The exchange traded fund (ETF) market is growing and evolving. While passive products are likely to always remain the order of the day, there’s room for a growth explosion in other types of ETFs, too. And that explosion could ultimately make ETFs more versatile than they’ve ever been before.
Now that assets in U.S.-listed ETFs have topped $1 trillion, it’s prompted a bit of soul-searching in the industry.
- In their first decade, from 1994 to 2004, ETFs became a favorite for institutional investors.

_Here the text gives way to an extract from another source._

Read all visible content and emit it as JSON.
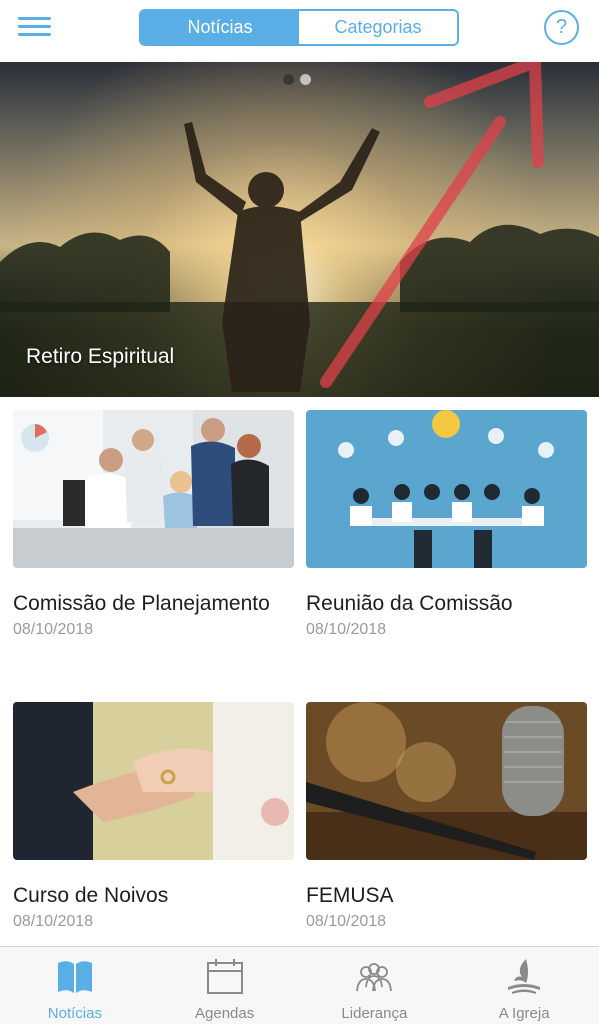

Between 2004 and 2006, they began attracting individual investors and advisors both for trading and for buy-and-hold strategies.

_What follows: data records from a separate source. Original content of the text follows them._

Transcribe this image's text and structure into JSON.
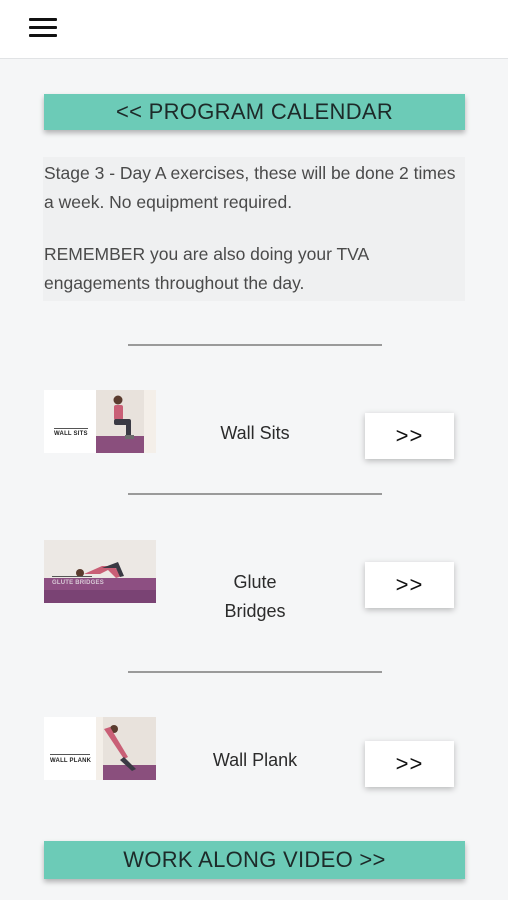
{
  "header": {
    "menu_icon": "hamburger-menu-icon"
  },
  "nav": {
    "calendar_label": "<< PROGRAM CALENDAR",
    "video_label": "WORK ALONG VIDEO >>"
  },
  "intro": {
    "paragraph1": "Stage 3 - Day A exercises, these will be done 2 times a week. No equipment required.",
    "paragraph2": "REMEMBER you are also doing your TVA engagements throughout the day."
  },
  "dividers": [
    "______________________________",
    "______________________________",
    "______________________________"
  ],
  "exercises": [
    {
      "name": "Wall Sits",
      "thumb_label": "WALL SITS",
      "button_label": ">>"
    },
    {
      "name": "Glute Bridges",
      "thumb_label": "GLUTE BRIDGES",
      "button_label": ">>"
    },
    {
      "name": "Wall Plank",
      "thumb_label": "WALL PLANK",
      "button_label": ">>"
    }
  ],
  "colors": {
    "accent": "#6ccbb7",
    "background": "#f5f6f7",
    "info_box": "#eff0f1"
  }
}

- Today, ETFs account for 38-45% of the trading volume of the New York Stock Exchange and the major broad based players continue to be the most heavily traded funds.

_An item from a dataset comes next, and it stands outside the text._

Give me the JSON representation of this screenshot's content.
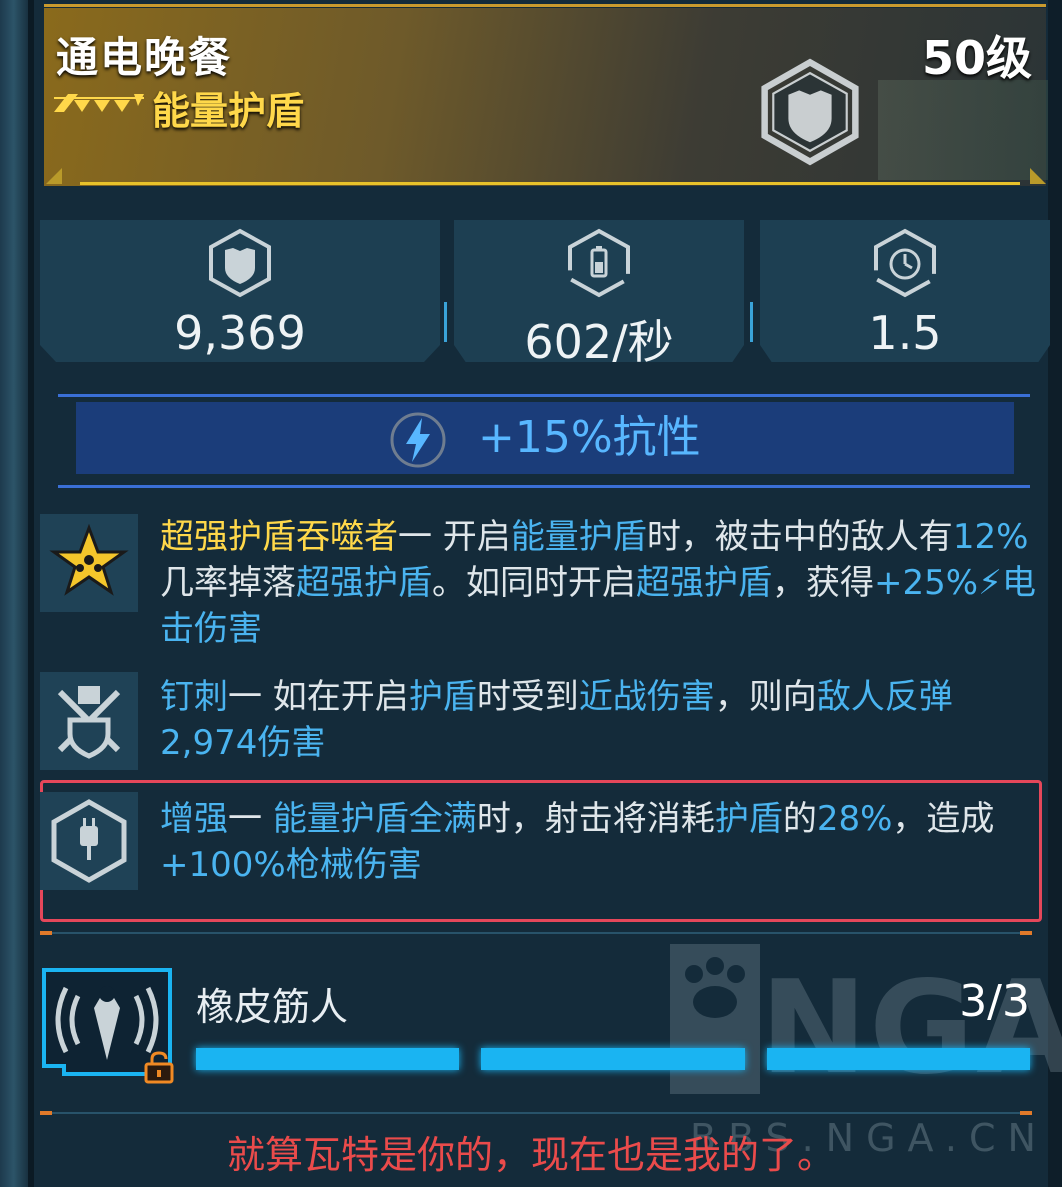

- Although most ETFs are passive, there is a “nascent” move toward actively managed ETFs and rapid growth in “managed ETF solutions” with tactical structures that allow managers to pick up on momentum.
- Even though ETFs are not going to kill off mutual funds, the major mutual fund players have began to offer ETFs as a way to offset any potential lost business.
Temm Ehrenfeld for Financial Planning reports that while most ETFs passively track indexing, there’s been increasing growth in the actively managed fund space, as well. [More Advisors Are Putting ETFs to Work.]
This hardly means that passive investing is on the way out, but it may provoke a sea change in how ETFs are used, according to Morningstar’s Scott Burns. A greater variety of ETF types will give advisors and investors the opportunity to implement more managed solutions in which funds can be used to capitalize on short-term market movements. [Actively Managed ETFs Primed for Take-Off.]
Tisha Guerrero contributed to this article.
The opinions and forecasts expressed herein are solely those of Tom Lydon, and may not actually come to pass. Information on this site should not be used or construed as an offer to sell, a solicitation of an offer to buy, or a recommendation for any product.